There are such wild Inconsistencies in the Thoughts of a Man in love, that I have often reflected there can be no reason for allowing him more Liberty than others possessed with Frenzy, but that his Distemper has no Malevolence in it to any Mortal. That Devotion to his Mistress kindles in his Mind a general Tenderness, which exerts it self towards every Object as well as his Fair-one. When this Passion is represented by Writers, it is common with them to endeavour at certain Quaintnesses and Turns of Imagination, which are apparently the Work of a Mind at ease; but the Men of true Taste can easily distinguish the Exertion of a Mind which overflows with tender Sentiments, and the Labour of one which is only describing Distress. In Performances of this kind, the most absurd of all things is to be witty; every Sentiment must grow out of the Occasion, and be suitable to the Circumstances of the Character. Where this Rule is transgressed, the humble Servant, in all the fine things he says, is but shewing his Mistress how well he can dress, instead of saying how well he loves. Lace and Drapery is as much a Man, as Wit and Turn is Passion.

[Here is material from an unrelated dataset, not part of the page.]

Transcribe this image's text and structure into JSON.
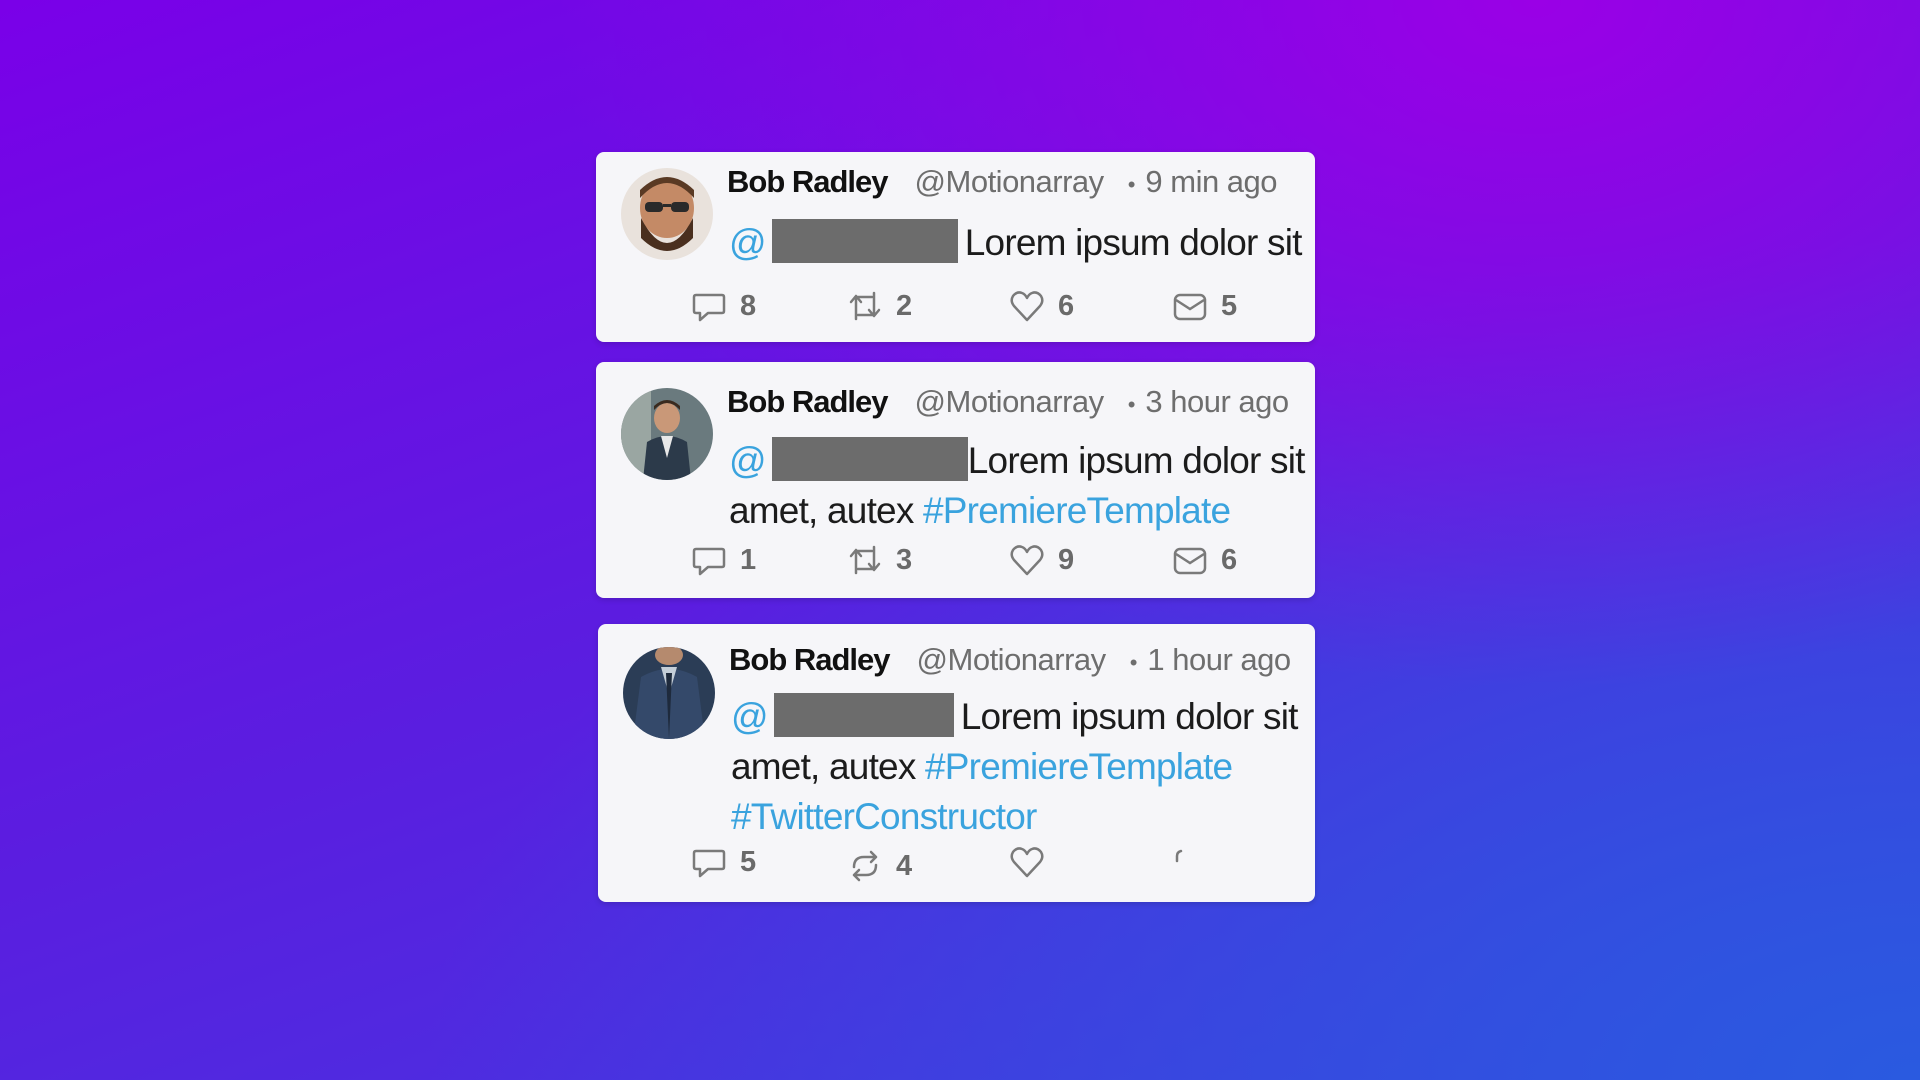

The following Verses are a Translation of a Lapland Love-Song, which I met with in Scheffer’s History of that Country. [1] I was agreeably surprized to find a Spirit of Tenderness and Poetry in a Region which I never suspected for Delicacy. In hotter Climates, tho’ altogether uncivilized, I had not wonder’d if I had found some sweet wild Notes among the Natives, where they live in Groves of Oranges, and hear the Melody of Birds about them: But a Lapland Lyric, breathing Sentiments of Love and Poetry, not unworthy old Greece or Rome; a regular Ode from a Climate pinched with Frost, and cursed with Darkness so great a Part of the Year; where ’tis amazing that the poor Natives should get Food, or be tempted to propagate their Species: this, I confess, seemed a greater Miracle to me, than the famous Stories of their Drums, their Winds and Inchantments.

I am the bolder in commending this Northern Song, because I have faithfully kept to the Sentiments, without adding or diminishing; and pretend to no greater Praise from my Translation, than they who smooth and clean the Furs of that Country which have suffered by Carriage. The Numbers in the Original are as loose and unequal, as those in which the British Ladies sport their Pindaricks; and perhaps the fairest of them might not think it a disagreeable Present from a Lover: But I have ventured to bind it in stricter Measures, as being more proper for our Tongue, tho perhaps wilder Graces may better suit the Genius of the Laponian Language.

It will be necessary to imagine, that the Author of this Song, not having the Liberty of visiting his Mistress at her Father’s House, was in hopes of spying her at a Distance in the Fields.

Thou rising Sun, whose gladsome Ray
Invites my Fair to Rural Play,
Dispel the Mist, and clear the Skies,
And bring my Orra to my Eyes.

Oh! were I sure my Dear to view,
I’d climb that Pine-Trees topmost Bough,
Aloft in Air that quivering plays,
And round and round for ever gaze.

My Orra Moor, where art thou laid?
What Wood conceals my sleeping Maid?
Fast by the Roots enrag’d I’ll tear
The Trees that hide my promised Fair.